σ

j

, for

j

= 1

,

2

,

3, satisfying

σ

i

σ

j

= δ

ij

I + iε

ijk

σ

k

.

They can be written explicitly as

σ

1

=

0 1

1 0

, σ

2

=

0 −i

i 0

, σ

3

=

1 0

0 −1

One can check manually that the generators for the Lie algebra are given by

T

a

= −

1

2

iσ

a

.

Indeed, each

T

a

is in

su

(2), and they are independent. Since we know

dim su

(2) =

3, these must generate everything.

We have

[T

a

, T

b

] = −

1

4

[σ

a

, σ

b

] = −

1

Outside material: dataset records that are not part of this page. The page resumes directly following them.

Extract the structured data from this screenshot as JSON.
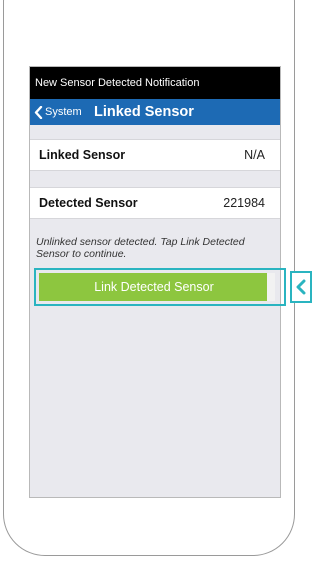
{
  "notification": {
    "title": "New Sensor Detected Notification"
  },
  "nav": {
    "back_label": "System",
    "title": "Linked Sensor"
  },
  "rows": [
    {
      "label": "Linked Sensor",
      "value": "N/A"
    },
    {
      "label": "Detected Sensor",
      "value": "221984"
    }
  ],
  "hint": "Unlinked sensor detected. Tap Link Detected Sensor to continue.",
  "button": {
    "label": "Link Detected Sensor"
  },
  "colors": {
    "notification_bar": "#000000",
    "nav_bar": "#1d6ab4",
    "button": "#8dc63f",
    "highlight": "#2ab4c0",
    "screen_bg": "#e9e9ee"
  },
  "icons": {
    "back": "chevron-left-icon",
    "pointer": "chevron-left-icon"
  }
}
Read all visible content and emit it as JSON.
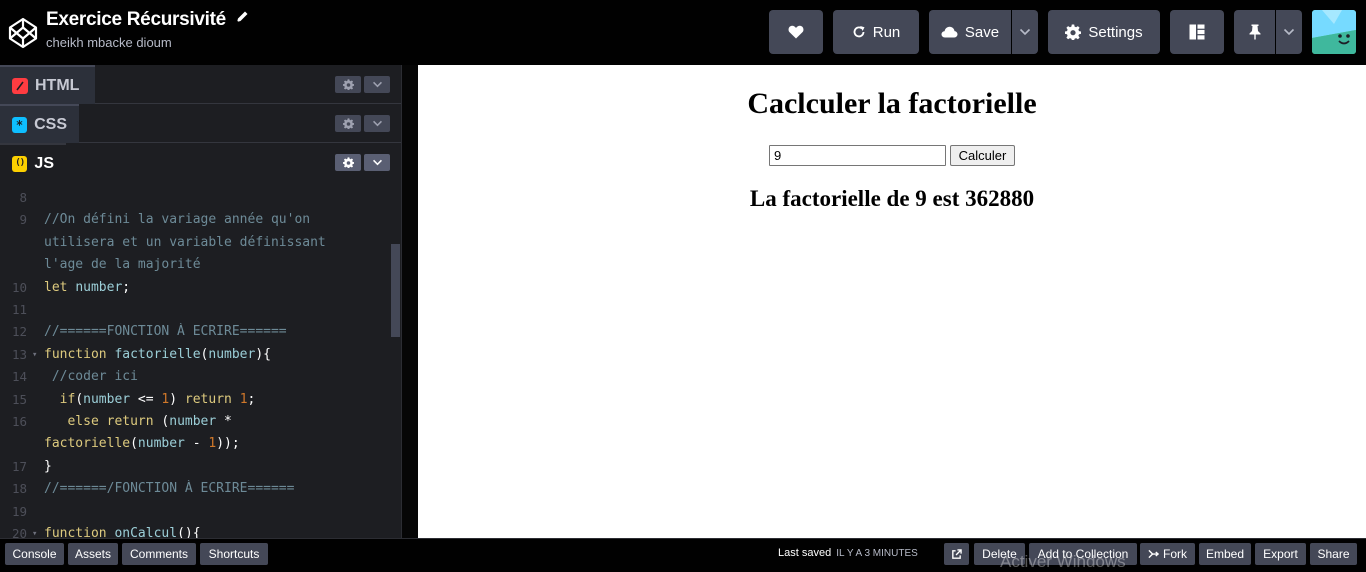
{
  "header": {
    "title": "Exercice Récursivité",
    "author": "cheikh mbacke dioum",
    "buttons": {
      "run": "Run",
      "save": "Save",
      "settings": "Settings"
    }
  },
  "editor": {
    "tabs": [
      {
        "label": "HTML",
        "icon_char": "/",
        "icon_color": "#ff3c41"
      },
      {
        "label": "CSS",
        "icon_char": "*",
        "icon_color": "#0ebeff"
      },
      {
        "label": "JS",
        "icon_char": "()",
        "icon_color": "#fcd000"
      }
    ],
    "code_lines": [
      {
        "num": "8",
        "fold": false,
        "tokens": []
      },
      {
        "num": "9",
        "fold": false,
        "tokens": [
          {
            "t": "//On défini la variage année qu'on",
            "c": "c-com"
          }
        ]
      },
      {
        "num": "",
        "fold": false,
        "tokens": [
          {
            "t": "utilisera et un variable définissant",
            "c": "c-com"
          }
        ]
      },
      {
        "num": "",
        "fold": false,
        "tokens": [
          {
            "t": "l'age de la majorité",
            "c": "c-com"
          }
        ]
      },
      {
        "num": "10",
        "fold": false,
        "tokens": [
          {
            "t": "let",
            "c": "c-kw"
          },
          {
            "t": " ",
            "c": "c-op"
          },
          {
            "t": "number",
            "c": "c-var"
          },
          {
            "t": ";",
            "c": "c-op"
          }
        ]
      },
      {
        "num": "11",
        "fold": false,
        "tokens": []
      },
      {
        "num": "12",
        "fold": false,
        "tokens": [
          {
            "t": "//======FONCTION À ECRIRE======",
            "c": "c-com"
          }
        ]
      },
      {
        "num": "13",
        "fold": true,
        "tokens": [
          {
            "t": "function",
            "c": "c-kw"
          },
          {
            "t": " ",
            "c": "c-op"
          },
          {
            "t": "factorielle",
            "c": "c-var"
          },
          {
            "t": "(",
            "c": "c-op"
          },
          {
            "t": "number",
            "c": "c-var"
          },
          {
            "t": "){",
            "c": "c-op"
          }
        ]
      },
      {
        "num": "14",
        "fold": false,
        "tokens": [
          {
            "t": " //coder ici",
            "c": "c-com"
          }
        ]
      },
      {
        "num": "15",
        "fold": false,
        "tokens": [
          {
            "t": "  ",
            "c": "c-op"
          },
          {
            "t": "if",
            "c": "c-kw"
          },
          {
            "t": "(",
            "c": "c-op"
          },
          {
            "t": "number",
            "c": "c-var"
          },
          {
            "t": " <= ",
            "c": "c-op"
          },
          {
            "t": "1",
            "c": "c-num"
          },
          {
            "t": ") ",
            "c": "c-op"
          },
          {
            "t": "return",
            "c": "c-kw"
          },
          {
            "t": " ",
            "c": "c-op"
          },
          {
            "t": "1",
            "c": "c-num"
          },
          {
            "t": ";",
            "c": "c-op"
          }
        ]
      },
      {
        "num": "16",
        "fold": false,
        "tokens": [
          {
            "t": "   ",
            "c": "c-op"
          },
          {
            "t": "else",
            "c": "c-kw"
          },
          {
            "t": " ",
            "c": "c-op"
          },
          {
            "t": "return",
            "c": "c-kw"
          },
          {
            "t": " (",
            "c": "c-op"
          },
          {
            "t": "number",
            "c": "c-var"
          },
          {
            "t": " *",
            "c": "c-op"
          }
        ]
      },
      {
        "num": "",
        "fold": false,
        "tokens": [
          {
            "t": "factorielle",
            "c": "c-fn"
          },
          {
            "t": "(",
            "c": "c-op"
          },
          {
            "t": "number",
            "c": "c-var"
          },
          {
            "t": " - ",
            "c": "c-op"
          },
          {
            "t": "1",
            "c": "c-num"
          },
          {
            "t": "));",
            "c": "c-op"
          }
        ]
      },
      {
        "num": "17",
        "fold": false,
        "tokens": [
          {
            "t": "}",
            "c": "c-op"
          }
        ]
      },
      {
        "num": "18",
        "fold": false,
        "tokens": [
          {
            "t": "//======/FONCTION À ECRIRE======",
            "c": "c-com"
          }
        ]
      },
      {
        "num": "19",
        "fold": false,
        "tokens": []
      },
      {
        "num": "20",
        "fold": true,
        "tokens": [
          {
            "t": "function",
            "c": "c-kw"
          },
          {
            "t": " ",
            "c": "c-op"
          },
          {
            "t": "onCalcul",
            "c": "c-var"
          },
          {
            "t": "(){",
            "c": "c-op"
          }
        ]
      }
    ]
  },
  "preview": {
    "heading": "Caclculer la factorielle",
    "input_value": "9",
    "button_label": "Calculer",
    "result": "La factorielle de 9 est 362880"
  },
  "footer": {
    "console": "Console",
    "assets": "Assets",
    "comments": "Comments",
    "shortcuts": "Shortcuts",
    "last_saved_label": "Last saved",
    "last_saved_when": "IL Y A 3 MINUTES",
    "delete": "Delete",
    "add_to_collection": "Add to Collection",
    "fork": "Fork",
    "embed": "Embed",
    "export": "Export",
    "share": "Share",
    "watermark": "Activer Windows"
  }
}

2

iε

abc

σ

c

= f

ab

c

T

c

,

where the structure constants are

f

ab

c

= ε

abc

.

Example.

Take

G

=

SO

(3). Then

so

(3) is the space of 3

×

3 real anti-symmetric

matrices, which one can manually check are generated by

˜

T

1

=

0 0 0

0 0 −1

0 1 0

,

˜

T

2

=

0 0 1

0 0 0

−1 0 0

,

˜

T

3

=

0 −1 0

1 0 0

0 0 0

We then have

(

˜

T

a

)

bc

= −ε

abc

.

Then the structure constants are

[

˜

T

a

,

˜

T

b

] = f

ab

c

˜

T

c

,

where

f

ab

c

= ε

abc

.

Note that the structure constants are the same! Since the structure constants

completely determine the brackets of the Lie algebra, if the structure constants

are the same, then the Lie algebras are isomorphic. Of course, the structure

constants depend on which basis we choose. So the real statement is that if

there are some bases in which the structure constants are equal, then the Lie

algebras are isomorphic.

So we get that

so

(3)

∼

=

su

(2), but

SO

(3) is not isomorphic to

SU

(2). Indeed,

the underlying manifold is

SU

(2) is the 3-sphere, but the underlying manifold of

SO

(3) has a fancy construction. They are not even topologically homeomorphic,

since SU(2) is simply connected, but SO(3) is not. More precisely, we have

π

1

(SO(3)) = Z/2Z

π

1

(SU(2)) = {0}.

So we see that we don’t have a perfect correspondence between Lie algebras and

Lie groups. However, usually, two Lie groups with the same Lie algebra have

some covering relation. For example, in this case we have

SO(3) =

SU(2)

Z/2Z

,

where

Z/2Z = {I, −I} ⊆ SU(2)

is the center of SU(2).

We can explicitly construct this bijection as follows. We define the map

d : SU(2) → SO(3) by

d(A)

ij

=

1

2

tr(σ

i

Aσ

j

A

†

) ∈ SO(3).

This is globally a 2-to-1 map. It is easy to see that

d(A) = d(−A),

and conversely if

d

(

A

) =

d

(

B

), then

A

=

−B

. By the first isomorphism theorem,

this gives an isomorphism

SO(3) =

SU(2)

Z/2Z

,

where Z/2Z = {I, −I} is the center of SU(2).

Geometrically, we know

M

(

SU

(2))

∼

=

S

3

. Then the manifold of

SO

(3) is

obtained by identifying antipodal points of the manifold.